Ethernet Cloud

Hard drive manufacturers design drives that will perform well for their largest customers, or sets of customers.  This is why “classes” of drives exist.

Design Expectations:

The information below is a high-level set of expectations the drive manufacturers have when designing, testing and selling “Ethernet Cloud” drives.

  • Power On Hours
  • Write / Read Ratio
  • Block Sizes
  • Seek Profile
  • Cloud Storage
  • 24 hrs/7 days (8760 POH)
  • 35/65
  • Random
  • 90% Random / 10% Sequential

Design Details:

The “cloud,” as an application and specific market for hard drive manufacturers to serve, remains driven by the huge “internet related” companies’ need for massive storage farms. The market pressures on cost to build, feed and maintain these massive banks of data is driving innovation in every component of the technology supply chain.  Hard drive manufacturers have responded with an all-new drive type for cloud applications – what we are calling the “Ethernet Cloud” class drive. Essentially, what this does is allow each and every drive to speak IP, directly, making each drive capable of becoming an independent node on the network. This is a work in progress and it will be interesting to see how it is adopted and where it will play.  The hard drive manufacturers are participating in technology development consortiums to speed adoption of this potentially game-changing technology.

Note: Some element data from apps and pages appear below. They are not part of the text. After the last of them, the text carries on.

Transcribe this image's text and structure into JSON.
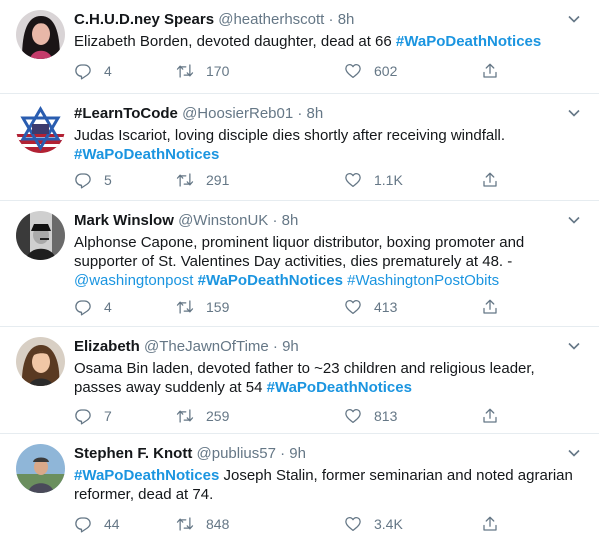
{
  "tweets": [
    {
      "name": "C.H.U.D.ney Spears",
      "handle": "@heatherhscott",
      "sep": "·",
      "time": "8h",
      "parts": [
        {
          "t": "Elizabeth Borden, devoted daughter, dead at 66 ",
          "c": "plain"
        },
        {
          "t": "#WaPoDeathNotices",
          "c": "hash"
        }
      ],
      "reply": "4",
      "retweet": "170",
      "like": "602"
    },
    {
      "name": "#LearnToCode",
      "handle": "@HoosierReb01",
      "sep": "·",
      "time": "8h",
      "parts": [
        {
          "t": "Judas Iscariot, loving disciple dies shortly after receiving windfall. ",
          "c": "plain"
        },
        {
          "t": "#WaPoDeathNotices",
          "c": "hash"
        }
      ],
      "reply": "5",
      "retweet": "291",
      "like": "1.1K"
    },
    {
      "name": "Mark Winslow",
      "handle": "@WinstonUK",
      "sep": "·",
      "time": "8h",
      "parts": [
        {
          "t": "Alphonse Capone, prominent liquor distributor, boxing promoter and supporter of St. Valentines Day activities, dies prematurely at 48. - ",
          "c": "plain"
        },
        {
          "t": "@washingtonpost",
          "c": "link"
        },
        {
          "t": " ",
          "c": "plain"
        },
        {
          "t": "#WaPoDeathNotices",
          "c": "hash"
        },
        {
          "t": " ",
          "c": "plain"
        },
        {
          "t": "#WashingtonPostObits",
          "c": "link"
        }
      ],
      "reply": "4",
      "retweet": "159",
      "like": "413"
    },
    {
      "name": "Elizabeth",
      "handle": "@TheJawnOfTime",
      "sep": "·",
      "time": "9h",
      "parts": [
        {
          "t": "Osama Bin laden, devoted father to ~23 children and religious leader, passes away suddenly at 54 ",
          "c": "plain"
        },
        {
          "t": "#WaPoDeathNotices",
          "c": "hash"
        }
      ],
      "reply": "7",
      "retweet": "259",
      "like": "813"
    },
    {
      "name": "Stephen F. Knott",
      "handle": "@publius57",
      "sep": "·",
      "time": "9h",
      "parts": [
        {
          "t": "#WaPoDeathNotices",
          "c": "hash"
        },
        {
          "t": " Joseph Stalin, former seminarian and noted agrarian reformer, dead at 74.",
          "c": "plain"
        }
      ],
      "reply": "44",
      "retweet": "848",
      "like": "3.4K"
    }
  ],
  "icons": {
    "reply": "reply-icon",
    "retweet": "retweet-icon",
    "like": "like-icon",
    "share": "share-icon",
    "caret": "chevron-down-icon"
  },
  "colors": {
    "link": "#1b95e0",
    "muted": "#657786",
    "text": "#14171a",
    "divider": "#e6ecf0"
  }
}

The table below is an excerpt from the HDSTOR Drive Comparison Table, which shows features (or lack thereof) of the different classes of drives, as well as relative performance, reliability and cost.

  • Production Screening?
  • Rated for 24/7 Use?
  • Fixed Shaft Spindle?
  • RV Feed Forward Sensors?
  • Time Limited Retry Tables?
  • Ethernet Cloud
  • NO
  • YES
  • NO
  • SOME
  • YES
  • Workload Rating
  • Firmware Tuning
  • Performance Capabilities
  • Reliability Ratings
  • Cost
  • Ethernet Cloud
  • HIGH
  • Random Access/ RAID
  • TBD